It has been estimated that by the year 2025, the global population aged above 60 years old may rise to 1.2 billion, which is double the number of people above that age in 1995 (Krug et al., 2002). This growth in the elderly population, together with the influence of aging on stroke, suggests that the incidence and economic costs of this disease will increase (Chen et al., 2010).

1.5.2.2 Gender

The incidence of stroke was found to be greater in males compared to females at younger ages, but not at very younger or much older ages (Kissela et al., 2004;

Lloyd-Jones et al., 2010). Factors such as the use of oral contraceptives and pregnancy might contribute to the increased risk of stroke in young females (Baillargeon et al., 2005), and the earlier cardiac-related deaths in males might contribute to the relatively greater risk of stroke in older females.

24 1.5.2.3 Ethnic group

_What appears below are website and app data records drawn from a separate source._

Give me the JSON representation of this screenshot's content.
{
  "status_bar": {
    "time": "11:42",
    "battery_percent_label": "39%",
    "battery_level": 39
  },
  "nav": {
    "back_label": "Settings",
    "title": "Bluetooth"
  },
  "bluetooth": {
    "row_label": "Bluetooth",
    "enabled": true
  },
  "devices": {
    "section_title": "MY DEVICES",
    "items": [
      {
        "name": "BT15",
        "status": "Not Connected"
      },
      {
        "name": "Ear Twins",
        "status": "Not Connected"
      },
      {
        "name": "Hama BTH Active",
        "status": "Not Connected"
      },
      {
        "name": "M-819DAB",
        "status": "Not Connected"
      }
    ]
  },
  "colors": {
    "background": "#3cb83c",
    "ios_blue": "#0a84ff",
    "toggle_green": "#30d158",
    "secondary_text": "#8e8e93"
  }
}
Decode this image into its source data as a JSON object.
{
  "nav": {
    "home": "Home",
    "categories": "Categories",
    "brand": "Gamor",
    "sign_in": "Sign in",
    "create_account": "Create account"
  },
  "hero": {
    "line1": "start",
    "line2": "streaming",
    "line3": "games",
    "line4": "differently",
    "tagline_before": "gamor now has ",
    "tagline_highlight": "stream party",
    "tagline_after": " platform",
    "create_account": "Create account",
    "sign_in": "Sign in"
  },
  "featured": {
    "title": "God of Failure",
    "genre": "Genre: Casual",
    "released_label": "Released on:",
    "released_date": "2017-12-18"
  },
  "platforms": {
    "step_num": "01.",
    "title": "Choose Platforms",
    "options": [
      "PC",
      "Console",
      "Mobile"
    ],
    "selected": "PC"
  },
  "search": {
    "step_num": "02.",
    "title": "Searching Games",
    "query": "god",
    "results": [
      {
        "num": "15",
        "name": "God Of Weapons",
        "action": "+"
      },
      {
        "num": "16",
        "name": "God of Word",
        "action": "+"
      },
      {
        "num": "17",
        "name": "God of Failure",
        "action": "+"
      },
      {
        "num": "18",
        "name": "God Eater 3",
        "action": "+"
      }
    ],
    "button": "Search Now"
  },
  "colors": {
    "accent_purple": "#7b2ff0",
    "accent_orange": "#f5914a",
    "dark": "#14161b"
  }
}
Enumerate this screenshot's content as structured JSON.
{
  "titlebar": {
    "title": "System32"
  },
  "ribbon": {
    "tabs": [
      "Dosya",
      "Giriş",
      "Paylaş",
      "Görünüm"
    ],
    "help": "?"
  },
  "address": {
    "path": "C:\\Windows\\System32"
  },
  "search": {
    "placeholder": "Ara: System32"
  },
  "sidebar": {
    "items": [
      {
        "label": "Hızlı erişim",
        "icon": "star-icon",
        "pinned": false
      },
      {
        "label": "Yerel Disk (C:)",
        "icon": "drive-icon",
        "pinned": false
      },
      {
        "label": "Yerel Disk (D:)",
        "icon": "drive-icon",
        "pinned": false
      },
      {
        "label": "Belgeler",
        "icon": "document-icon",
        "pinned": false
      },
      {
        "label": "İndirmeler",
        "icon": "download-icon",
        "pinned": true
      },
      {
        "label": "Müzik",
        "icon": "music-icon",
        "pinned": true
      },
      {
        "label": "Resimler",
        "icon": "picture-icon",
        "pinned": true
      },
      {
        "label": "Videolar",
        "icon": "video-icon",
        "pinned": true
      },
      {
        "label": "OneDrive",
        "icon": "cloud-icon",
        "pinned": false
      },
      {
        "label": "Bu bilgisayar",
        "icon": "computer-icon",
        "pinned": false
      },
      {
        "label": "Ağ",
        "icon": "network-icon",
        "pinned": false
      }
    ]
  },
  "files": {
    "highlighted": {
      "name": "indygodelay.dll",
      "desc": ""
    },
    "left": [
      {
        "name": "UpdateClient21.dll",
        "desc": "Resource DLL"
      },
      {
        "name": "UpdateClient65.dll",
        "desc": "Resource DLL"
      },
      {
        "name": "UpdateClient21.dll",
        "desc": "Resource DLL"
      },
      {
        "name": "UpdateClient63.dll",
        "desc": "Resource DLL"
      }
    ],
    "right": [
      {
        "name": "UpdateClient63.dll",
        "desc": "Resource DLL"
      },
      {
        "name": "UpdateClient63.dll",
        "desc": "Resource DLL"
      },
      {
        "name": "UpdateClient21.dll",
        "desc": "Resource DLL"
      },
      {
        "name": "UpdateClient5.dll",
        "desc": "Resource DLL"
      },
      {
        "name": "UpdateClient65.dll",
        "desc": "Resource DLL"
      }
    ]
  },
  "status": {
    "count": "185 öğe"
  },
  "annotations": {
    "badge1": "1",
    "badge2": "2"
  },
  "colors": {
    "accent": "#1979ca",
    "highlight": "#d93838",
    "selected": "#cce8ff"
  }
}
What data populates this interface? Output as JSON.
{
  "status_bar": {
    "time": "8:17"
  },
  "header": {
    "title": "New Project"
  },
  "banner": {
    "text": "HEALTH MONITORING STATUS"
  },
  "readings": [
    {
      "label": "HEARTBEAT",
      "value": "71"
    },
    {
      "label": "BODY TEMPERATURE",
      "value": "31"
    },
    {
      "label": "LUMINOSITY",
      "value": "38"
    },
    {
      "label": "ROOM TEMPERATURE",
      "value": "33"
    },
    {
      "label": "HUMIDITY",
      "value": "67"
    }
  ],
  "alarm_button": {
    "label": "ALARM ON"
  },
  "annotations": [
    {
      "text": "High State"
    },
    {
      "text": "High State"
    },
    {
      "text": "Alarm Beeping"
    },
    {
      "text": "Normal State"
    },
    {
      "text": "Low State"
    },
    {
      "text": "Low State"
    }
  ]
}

Ethnic effects on disease risk can be difficult to be considered separately. Compared to European Americans, African Americans and some Hispanic Americans have higher rates of stroke incidence and mortality (White et al., 2005; Borrell and Crawford, 2009). Possible reasons for the higher stroke incidence and mortality rates in blacks compared to whites include a higher prevalence of hypertension, DM and obesity among the black population (Kurian and Cardarelli, 2007). In addition, a previous study regarding the incidence of stroke in Chinese, Malays and Indians in Singapore found in females aged < 65 years, there was a significantly greater rate of stroke incidence among the Malays than the Chinese (Heng et al., 2000). However, no significant differences regarding stroke prevalence among Singaporeans aged 50 years and older (Venketasubramanian et al., 2005).

1.6 Treatment of acute ischemic stroke

In document ISCHEMIC STROKE ON OUTCOMES: (halaman 47-58)